Senator David Perdue. (Gage Skidmore/Flickr)

Economics columnist Helaine Olen penned a column for the Washington Post Sunday saying that Democrats are squandering a rare opportunity to fight Republicans on their culture of corruption.

"If there is any issue that should be a gimme for a political party seeking support, it’s putting a stop to stock trading by members of Congress and others in senior federal government positions while in office," she explained.

Republicans have been caught dumping stocks ahead of the COVID-19 crisis or ridding themselves of stocks that could dive ahead of international incidents. In one six-year term as a U.S. Senator, David Perdue's (R-GA) made 2,596 stock trades, the most of any other senator by far.

In 2021, 54 members of Congress violated a law that was passed to stop insider trading and prevent conflicts for elected officials, and they're not all Republicans. For some of the members, the issue is that they took too long to submit their filings or their spouse's filings during the COVID pandemic. Others are more serious with members who submitted their filings but left many things off.

Sen. Malinowski (D-NJ) didn't disclose dozens of stock trades in 2020 and 2021. It was only after BusinessInsider asked about them that he showed them on his filings.

Rep. Diana Harshbarger (R-TN) didn't disclose more than 700 stock trades. The total was worth up to $10.9 million.

One of the major problems with the existing law is that the fines for violations aren't that substantial. So, Sen. Mark Kelly (D-AZ) and Sen. Jon Ossof (D-GA) introduced a bill that would make it illegal for members to trade stocks at all. It's an issue that is overwhelmingly supported by Americans who believe that people shouldn't be allowed to trade stocks while overseeing businesses, contracts and industries.

"It’s popular. It makes sense," wrote Olen. "This is political low-hanging fruit. Unlike with, say, health care, there are no armies of lobbyists or multimillion-dollar campaigns trying to sway all 435 members of the House and 100 members of the Senate."

It's a bill that both sides want and it could not only bring the parties together, but it could give Democrats in their home states to talk about a culture of corruption among many Republicans seeking office again.

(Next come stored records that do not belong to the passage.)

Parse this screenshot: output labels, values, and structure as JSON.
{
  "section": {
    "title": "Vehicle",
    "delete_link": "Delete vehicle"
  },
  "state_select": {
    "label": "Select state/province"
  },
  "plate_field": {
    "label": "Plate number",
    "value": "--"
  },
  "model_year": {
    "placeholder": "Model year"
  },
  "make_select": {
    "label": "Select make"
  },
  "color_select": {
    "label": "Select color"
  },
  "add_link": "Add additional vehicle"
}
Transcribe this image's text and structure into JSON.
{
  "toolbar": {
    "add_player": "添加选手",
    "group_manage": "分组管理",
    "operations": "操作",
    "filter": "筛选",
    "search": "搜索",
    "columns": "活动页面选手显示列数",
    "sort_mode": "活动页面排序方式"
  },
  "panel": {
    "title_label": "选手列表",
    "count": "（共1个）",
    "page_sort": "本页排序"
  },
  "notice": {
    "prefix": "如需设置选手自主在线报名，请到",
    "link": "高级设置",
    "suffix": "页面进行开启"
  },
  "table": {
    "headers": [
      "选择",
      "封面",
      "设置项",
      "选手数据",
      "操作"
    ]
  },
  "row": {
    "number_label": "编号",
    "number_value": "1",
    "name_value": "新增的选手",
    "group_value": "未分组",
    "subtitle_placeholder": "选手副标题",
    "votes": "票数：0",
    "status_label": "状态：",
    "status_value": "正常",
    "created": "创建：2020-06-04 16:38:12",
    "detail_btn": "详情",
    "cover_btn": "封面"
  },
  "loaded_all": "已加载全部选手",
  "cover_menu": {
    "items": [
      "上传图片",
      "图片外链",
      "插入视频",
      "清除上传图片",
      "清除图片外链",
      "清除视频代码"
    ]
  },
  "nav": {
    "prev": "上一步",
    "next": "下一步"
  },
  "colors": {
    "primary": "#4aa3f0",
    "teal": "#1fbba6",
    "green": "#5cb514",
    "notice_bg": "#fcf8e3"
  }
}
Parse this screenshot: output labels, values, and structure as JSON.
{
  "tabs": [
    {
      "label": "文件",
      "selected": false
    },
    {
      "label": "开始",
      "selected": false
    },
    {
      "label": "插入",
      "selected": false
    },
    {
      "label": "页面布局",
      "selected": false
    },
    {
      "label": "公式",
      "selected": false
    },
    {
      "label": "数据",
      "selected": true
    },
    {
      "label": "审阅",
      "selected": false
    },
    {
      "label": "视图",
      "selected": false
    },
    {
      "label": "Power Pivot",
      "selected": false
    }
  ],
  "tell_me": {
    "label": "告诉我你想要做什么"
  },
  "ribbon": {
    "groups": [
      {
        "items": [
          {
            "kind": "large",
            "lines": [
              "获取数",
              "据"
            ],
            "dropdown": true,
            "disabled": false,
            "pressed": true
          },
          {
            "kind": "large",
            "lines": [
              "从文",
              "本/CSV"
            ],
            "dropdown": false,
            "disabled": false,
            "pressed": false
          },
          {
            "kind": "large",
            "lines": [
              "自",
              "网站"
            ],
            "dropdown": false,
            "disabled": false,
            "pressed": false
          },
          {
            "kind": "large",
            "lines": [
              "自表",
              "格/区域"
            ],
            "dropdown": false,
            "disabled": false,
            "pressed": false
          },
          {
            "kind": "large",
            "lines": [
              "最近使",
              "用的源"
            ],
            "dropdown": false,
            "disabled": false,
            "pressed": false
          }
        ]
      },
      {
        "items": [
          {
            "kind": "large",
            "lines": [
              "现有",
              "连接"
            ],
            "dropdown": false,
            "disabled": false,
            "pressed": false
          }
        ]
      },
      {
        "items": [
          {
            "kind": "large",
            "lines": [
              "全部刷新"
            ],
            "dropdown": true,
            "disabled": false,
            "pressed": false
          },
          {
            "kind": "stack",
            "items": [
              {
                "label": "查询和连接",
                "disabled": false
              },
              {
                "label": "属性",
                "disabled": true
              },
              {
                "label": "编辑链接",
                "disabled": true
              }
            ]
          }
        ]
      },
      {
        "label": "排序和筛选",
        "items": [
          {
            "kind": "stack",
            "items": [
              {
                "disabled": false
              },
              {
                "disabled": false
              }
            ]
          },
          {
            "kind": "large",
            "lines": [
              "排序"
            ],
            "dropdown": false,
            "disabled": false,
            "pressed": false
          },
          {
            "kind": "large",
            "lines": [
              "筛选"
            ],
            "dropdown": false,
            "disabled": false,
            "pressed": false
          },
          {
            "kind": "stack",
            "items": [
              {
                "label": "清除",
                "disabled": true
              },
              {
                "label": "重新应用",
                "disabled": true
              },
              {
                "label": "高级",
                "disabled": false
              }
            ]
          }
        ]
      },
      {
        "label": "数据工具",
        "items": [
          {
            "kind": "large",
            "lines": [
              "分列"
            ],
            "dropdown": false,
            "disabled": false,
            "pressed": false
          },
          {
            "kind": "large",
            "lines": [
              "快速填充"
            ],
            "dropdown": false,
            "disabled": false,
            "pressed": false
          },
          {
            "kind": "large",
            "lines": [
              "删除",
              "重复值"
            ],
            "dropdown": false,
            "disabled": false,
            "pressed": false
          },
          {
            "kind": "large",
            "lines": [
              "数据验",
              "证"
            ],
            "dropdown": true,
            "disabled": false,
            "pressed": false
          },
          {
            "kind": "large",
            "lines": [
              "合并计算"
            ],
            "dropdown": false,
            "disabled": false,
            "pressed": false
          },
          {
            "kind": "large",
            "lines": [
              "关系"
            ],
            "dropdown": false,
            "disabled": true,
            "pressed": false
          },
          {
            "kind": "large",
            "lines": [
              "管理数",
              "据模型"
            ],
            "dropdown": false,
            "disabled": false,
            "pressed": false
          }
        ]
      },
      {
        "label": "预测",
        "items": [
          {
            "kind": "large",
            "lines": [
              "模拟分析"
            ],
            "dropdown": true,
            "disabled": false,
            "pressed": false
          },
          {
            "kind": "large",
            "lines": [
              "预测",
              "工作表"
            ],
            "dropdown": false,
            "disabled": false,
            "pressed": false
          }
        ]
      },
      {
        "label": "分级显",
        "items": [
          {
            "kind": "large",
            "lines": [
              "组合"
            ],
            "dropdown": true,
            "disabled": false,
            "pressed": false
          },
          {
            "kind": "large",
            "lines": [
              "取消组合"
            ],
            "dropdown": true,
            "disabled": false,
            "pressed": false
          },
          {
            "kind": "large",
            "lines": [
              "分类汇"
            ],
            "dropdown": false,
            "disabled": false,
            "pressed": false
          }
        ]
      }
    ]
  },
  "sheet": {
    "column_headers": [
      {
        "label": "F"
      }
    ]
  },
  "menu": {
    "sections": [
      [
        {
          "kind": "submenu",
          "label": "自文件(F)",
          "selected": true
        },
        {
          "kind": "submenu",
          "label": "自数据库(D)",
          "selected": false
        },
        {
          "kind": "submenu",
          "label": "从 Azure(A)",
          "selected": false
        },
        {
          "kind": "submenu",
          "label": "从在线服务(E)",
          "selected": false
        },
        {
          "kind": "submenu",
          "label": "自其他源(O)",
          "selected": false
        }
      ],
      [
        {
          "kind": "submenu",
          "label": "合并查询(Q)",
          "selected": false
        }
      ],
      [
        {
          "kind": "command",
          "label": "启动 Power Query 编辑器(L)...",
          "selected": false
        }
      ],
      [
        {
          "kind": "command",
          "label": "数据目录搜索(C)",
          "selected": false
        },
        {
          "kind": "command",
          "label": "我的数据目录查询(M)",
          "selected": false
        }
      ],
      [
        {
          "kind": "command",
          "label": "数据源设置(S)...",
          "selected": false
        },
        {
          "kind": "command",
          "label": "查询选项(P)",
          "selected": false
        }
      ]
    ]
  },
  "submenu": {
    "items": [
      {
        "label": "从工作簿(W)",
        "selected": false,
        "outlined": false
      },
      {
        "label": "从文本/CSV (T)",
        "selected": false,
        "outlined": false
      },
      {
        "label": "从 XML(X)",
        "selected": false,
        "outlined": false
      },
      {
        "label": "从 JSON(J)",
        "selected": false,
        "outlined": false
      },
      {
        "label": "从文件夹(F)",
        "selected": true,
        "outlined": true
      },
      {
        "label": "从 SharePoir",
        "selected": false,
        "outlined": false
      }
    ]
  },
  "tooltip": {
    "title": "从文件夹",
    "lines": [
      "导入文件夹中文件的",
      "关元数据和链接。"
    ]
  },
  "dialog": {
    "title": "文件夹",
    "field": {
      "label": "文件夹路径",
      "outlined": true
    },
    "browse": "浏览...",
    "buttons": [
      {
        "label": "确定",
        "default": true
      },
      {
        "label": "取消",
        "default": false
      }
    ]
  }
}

Olen doesn't think it'll happen because the top leadership in both parties is against it. They stand to lose buckets of cash if they no longer can play the markets.

Read her full take at the Washington Post.